Happy Preservation Month! I wanted to use this as an opportunity to talk about one of the exciting projects we have teed up in the near future. The Women’s Comfort Station is a small, single-room structure located near the Jewish Grounds at Oakland Cemetery. It, along with a nearly identical building adjacent to Potter’s Field, was constructed in 1908 as a restroom and place of refuge from rain or excessive sunlight. It has sat vacant for roughly 50 years, deteriorating from weather and neglect. What’s more, in 2010 a large tree fell and destroyed the roof. A temporary roof was installed but was not meant to be more than a quick fix. This building is barely hanging on. It is one of the highest priority items on Oakland’s grounds.

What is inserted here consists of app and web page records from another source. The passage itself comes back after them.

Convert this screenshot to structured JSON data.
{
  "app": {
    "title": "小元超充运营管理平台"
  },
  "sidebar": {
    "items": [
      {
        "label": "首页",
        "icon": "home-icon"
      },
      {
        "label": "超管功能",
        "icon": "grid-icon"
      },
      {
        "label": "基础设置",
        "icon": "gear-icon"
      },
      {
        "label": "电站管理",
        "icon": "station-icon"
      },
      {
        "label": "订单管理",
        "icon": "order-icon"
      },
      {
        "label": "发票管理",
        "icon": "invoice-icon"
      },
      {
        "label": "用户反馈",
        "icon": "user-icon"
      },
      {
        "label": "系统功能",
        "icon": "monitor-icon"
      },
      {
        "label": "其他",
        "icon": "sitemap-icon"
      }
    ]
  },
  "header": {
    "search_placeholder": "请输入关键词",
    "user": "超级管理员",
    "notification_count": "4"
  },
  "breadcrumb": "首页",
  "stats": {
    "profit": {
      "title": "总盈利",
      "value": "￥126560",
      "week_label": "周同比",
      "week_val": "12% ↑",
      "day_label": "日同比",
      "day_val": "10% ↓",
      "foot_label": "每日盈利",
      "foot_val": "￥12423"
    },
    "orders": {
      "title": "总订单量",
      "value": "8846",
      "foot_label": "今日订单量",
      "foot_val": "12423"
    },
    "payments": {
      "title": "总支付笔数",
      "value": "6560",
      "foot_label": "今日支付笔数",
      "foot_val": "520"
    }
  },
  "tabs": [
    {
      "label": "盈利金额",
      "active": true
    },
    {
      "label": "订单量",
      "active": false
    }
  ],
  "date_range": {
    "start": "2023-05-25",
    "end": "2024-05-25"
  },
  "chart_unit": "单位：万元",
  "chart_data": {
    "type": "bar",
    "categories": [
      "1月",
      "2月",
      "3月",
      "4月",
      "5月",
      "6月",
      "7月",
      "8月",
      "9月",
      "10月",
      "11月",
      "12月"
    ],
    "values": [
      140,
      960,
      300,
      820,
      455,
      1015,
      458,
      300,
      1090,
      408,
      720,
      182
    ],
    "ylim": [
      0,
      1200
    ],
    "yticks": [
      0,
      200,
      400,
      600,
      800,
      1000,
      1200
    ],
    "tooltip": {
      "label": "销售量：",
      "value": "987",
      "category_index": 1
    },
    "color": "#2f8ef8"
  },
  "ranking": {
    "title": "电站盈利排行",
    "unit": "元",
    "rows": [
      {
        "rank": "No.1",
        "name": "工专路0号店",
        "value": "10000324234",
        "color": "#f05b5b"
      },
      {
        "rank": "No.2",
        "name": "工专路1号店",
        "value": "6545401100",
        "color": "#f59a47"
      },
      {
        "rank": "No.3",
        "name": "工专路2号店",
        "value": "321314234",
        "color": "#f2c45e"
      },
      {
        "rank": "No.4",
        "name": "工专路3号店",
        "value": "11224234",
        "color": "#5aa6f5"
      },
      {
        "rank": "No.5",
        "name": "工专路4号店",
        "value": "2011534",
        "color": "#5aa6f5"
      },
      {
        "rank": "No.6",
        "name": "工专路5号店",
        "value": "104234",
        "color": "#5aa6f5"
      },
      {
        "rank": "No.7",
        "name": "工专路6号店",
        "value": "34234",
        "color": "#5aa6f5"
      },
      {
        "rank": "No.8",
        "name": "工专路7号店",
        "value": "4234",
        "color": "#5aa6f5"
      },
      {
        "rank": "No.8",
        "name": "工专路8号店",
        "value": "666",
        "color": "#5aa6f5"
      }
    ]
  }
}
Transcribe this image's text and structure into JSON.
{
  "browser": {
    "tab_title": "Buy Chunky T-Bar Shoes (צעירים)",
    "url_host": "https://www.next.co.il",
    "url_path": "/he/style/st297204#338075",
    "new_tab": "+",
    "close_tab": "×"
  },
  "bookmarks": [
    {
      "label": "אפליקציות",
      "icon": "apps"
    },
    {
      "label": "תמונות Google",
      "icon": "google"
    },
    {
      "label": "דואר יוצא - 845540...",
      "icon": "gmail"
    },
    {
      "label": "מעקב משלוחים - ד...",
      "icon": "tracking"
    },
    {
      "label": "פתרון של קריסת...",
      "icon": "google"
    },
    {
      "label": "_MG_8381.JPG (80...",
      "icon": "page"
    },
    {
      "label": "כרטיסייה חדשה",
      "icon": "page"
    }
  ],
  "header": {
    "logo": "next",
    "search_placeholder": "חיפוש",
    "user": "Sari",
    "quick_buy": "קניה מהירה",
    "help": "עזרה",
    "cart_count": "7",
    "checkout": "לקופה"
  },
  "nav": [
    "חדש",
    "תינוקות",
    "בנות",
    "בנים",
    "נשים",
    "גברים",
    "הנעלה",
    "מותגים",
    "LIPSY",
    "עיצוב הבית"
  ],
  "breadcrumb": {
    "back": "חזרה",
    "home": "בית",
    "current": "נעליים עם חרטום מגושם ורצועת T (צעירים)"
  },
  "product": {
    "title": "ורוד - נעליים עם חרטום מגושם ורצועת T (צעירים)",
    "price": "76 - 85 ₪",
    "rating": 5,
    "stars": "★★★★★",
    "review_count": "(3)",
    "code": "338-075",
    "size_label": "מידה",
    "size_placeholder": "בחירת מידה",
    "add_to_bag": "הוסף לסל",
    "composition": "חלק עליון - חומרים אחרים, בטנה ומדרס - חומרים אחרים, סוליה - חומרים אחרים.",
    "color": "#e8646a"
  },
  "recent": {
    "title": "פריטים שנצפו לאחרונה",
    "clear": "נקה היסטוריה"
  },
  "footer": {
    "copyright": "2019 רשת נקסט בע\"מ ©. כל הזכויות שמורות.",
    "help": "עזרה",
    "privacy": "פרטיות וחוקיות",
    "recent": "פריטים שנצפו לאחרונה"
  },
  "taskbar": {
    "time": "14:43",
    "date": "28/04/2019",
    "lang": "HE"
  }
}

What it lacks in size, the women’s comfort station makes up for in character. The interior features mosaic tile floors, glazed tile walls, sea green plaster, and marble stall partitions. It was a luxurious building for its time, especially being a restroom! The exterior, too, is unique. It boasts a flat roof with stone parapets as well as a false “pent roof” covered in pressed tin tiles. Two kinds of brick were used in the construction: tan and red and ornate window muntins. This building is architecturally valuable not only to Oakland but also to Atlanta. No other comfort stations were known to have existed prior to the ones built at Oakland. And today, there are no known buildings like this one in the City.

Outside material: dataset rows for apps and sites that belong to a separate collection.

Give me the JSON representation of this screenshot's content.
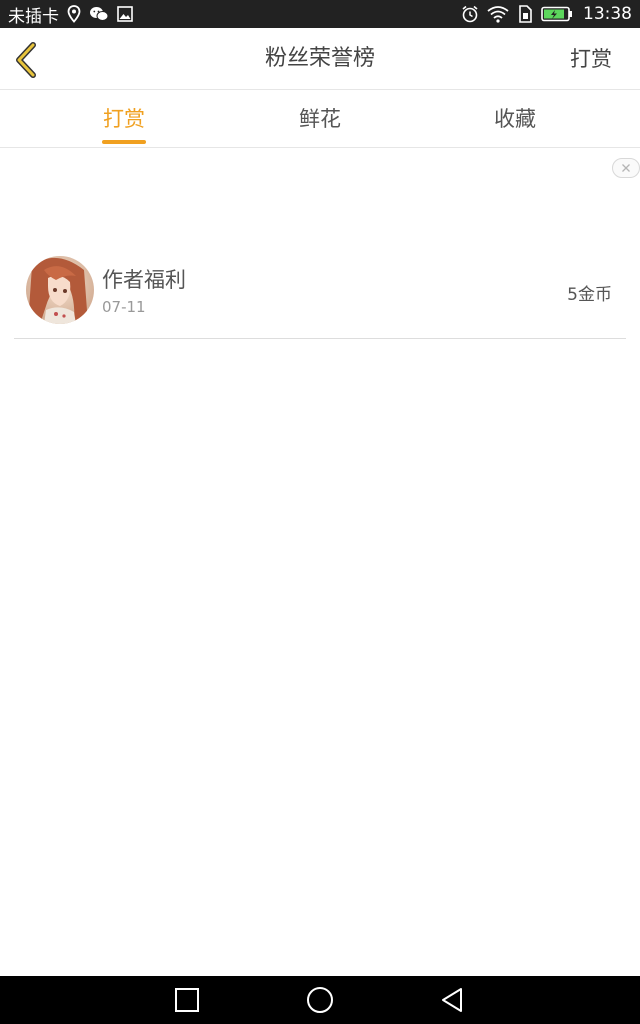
{
  "status_bar": {
    "carrier": "未插卡",
    "time": "13:38",
    "icons": [
      "location-icon",
      "wechat-icon",
      "image-icon",
      "alarm-icon",
      "wifi-icon",
      "sim-icon",
      "battery-icon"
    ]
  },
  "header": {
    "title": "粉丝荣誉榜",
    "action_label": "打赏",
    "back_icon": "chevron-left-icon"
  },
  "tabs": [
    {
      "label": "打赏",
      "active": true
    },
    {
      "label": "鲜花",
      "active": false
    },
    {
      "label": "收藏",
      "active": false
    }
  ],
  "list": [
    {
      "name": "作者福利",
      "date": "07-11",
      "amount": "5金币"
    }
  ],
  "colors": {
    "accent": "#f0a020",
    "back_icon": "#e8c43c",
    "text": "#555555",
    "subtext": "#999999",
    "status_bar": "#222222",
    "nav_bar": "#000000"
  }
}
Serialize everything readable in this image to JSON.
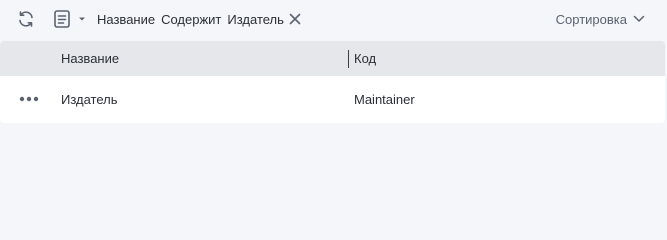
{
  "toolbar": {
    "refresh_icon": "refresh-icon",
    "filter_icon": "filter-list-icon",
    "filter_chip": {
      "field": "Название",
      "operator": "Содержит",
      "value": "Издатель"
    },
    "sort_label": "Сортировка"
  },
  "table": {
    "columns": [
      "Название",
      "Код"
    ],
    "rows": [
      {
        "name": "Издатель",
        "code": "Maintainer"
      }
    ]
  },
  "colors": {
    "background": "#f5f6f9",
    "header_bg": "#e6e7ea",
    "row_bg": "#ffffff",
    "icon": "#5b6271"
  }
}
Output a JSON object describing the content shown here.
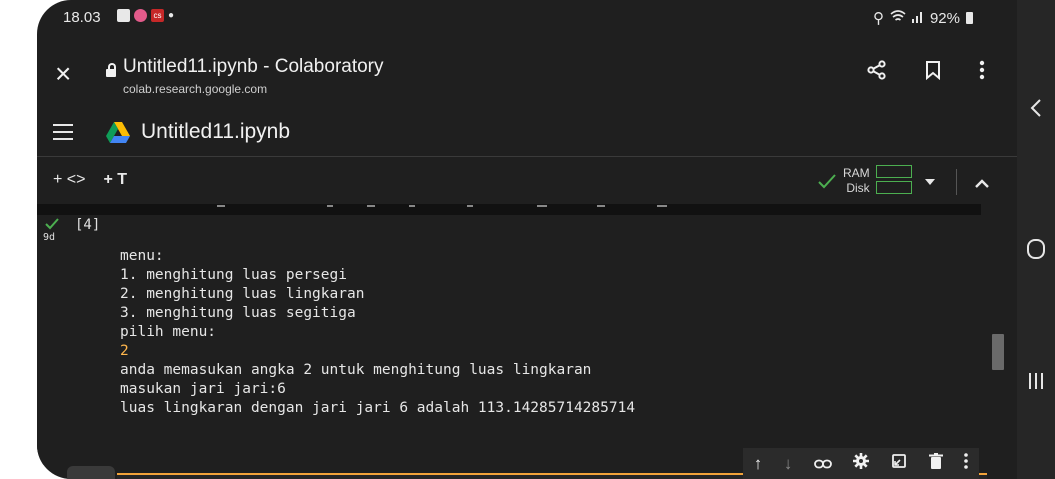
{
  "status_bar": {
    "time": "18.03",
    "battery": "92%"
  },
  "browser": {
    "page_title": "Untitled11.ipynb - Colaboratory",
    "url": "colab.research.google.com",
    "icons": [
      "close-icon",
      "lock-icon",
      "share-icon",
      "bookmark-icon",
      "more-vert-icon"
    ]
  },
  "appbar": {
    "notebook_name": "Untitled11.ipynb"
  },
  "toolbar": {
    "add_code": "+ <>",
    "add_text": "+ T",
    "ram_label": "RAM",
    "disk_label": "Disk",
    "status_color": "#4caf50"
  },
  "cell": {
    "exec_time": "9d",
    "exec_count": "[4]",
    "output_lines": [
      "menu:",
      "1. menghitung luas persegi",
      "2. menghitung luas lingkaran",
      "3. menghitung luas segitiga",
      "pilih menu:",
      "2",
      "anda memasukan angka 2 untuk menghitung luas lingkaran",
      "masukan jari jari:6",
      "luas lingkaran dengan jari jari 6 adalah 113.14285714285714"
    ]
  },
  "cell_actions": [
    "arrow-up-icon",
    "arrow-down-icon",
    "link-icon",
    "settings-icon",
    "mirror-cell-icon",
    "delete-icon",
    "more-vert-icon"
  ],
  "colors": {
    "background": "#1f1f1f",
    "accent_orange": "#f2a33a",
    "success_green": "#4caf50"
  }
}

The Women’s Comfort Station is historically and architecturally significant factors that alone justify saving this building. But what will we use it for? Having a free-standing restroom out in the middle of the cemetery is a security hazard and a maintenance nightmare. Our hope, instead, is to turn the building into a revolving exhibit for panels about the history of Atlanta and Oakland that can also be used intermittently by schools, museum groups, and artists.

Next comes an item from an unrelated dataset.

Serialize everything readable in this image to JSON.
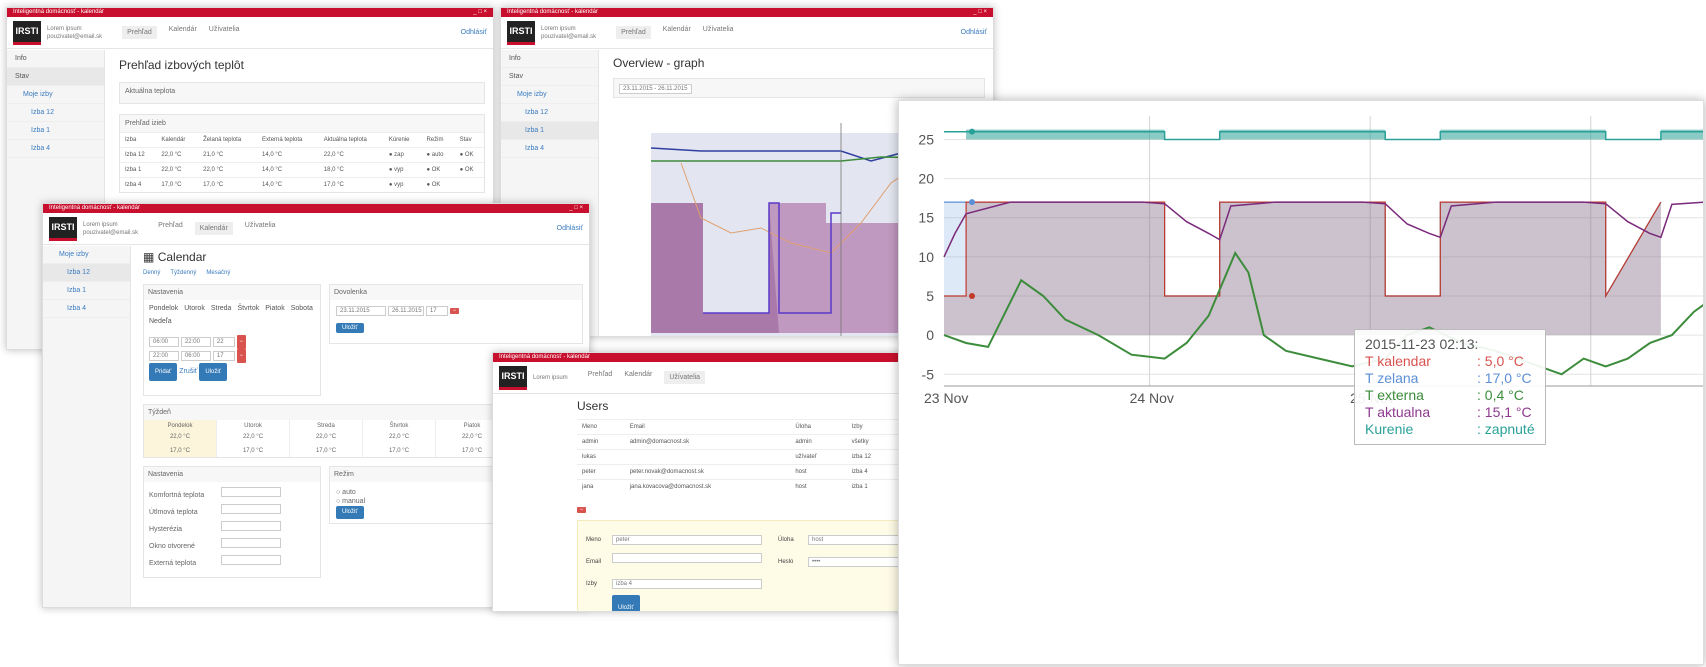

We are in the fundraising stages of this project right now. A project like this requires a massive amount of time and funding. We will have to completely reconstruct the roof, replace most wood elements with exact replicas, rebuild brick and stone elements, and extensively rehabilitate the deteriorated interior elements. If you are interested in helping the HOF save this little treasure of a building, click here.
Ashley Shares, Preservation Manager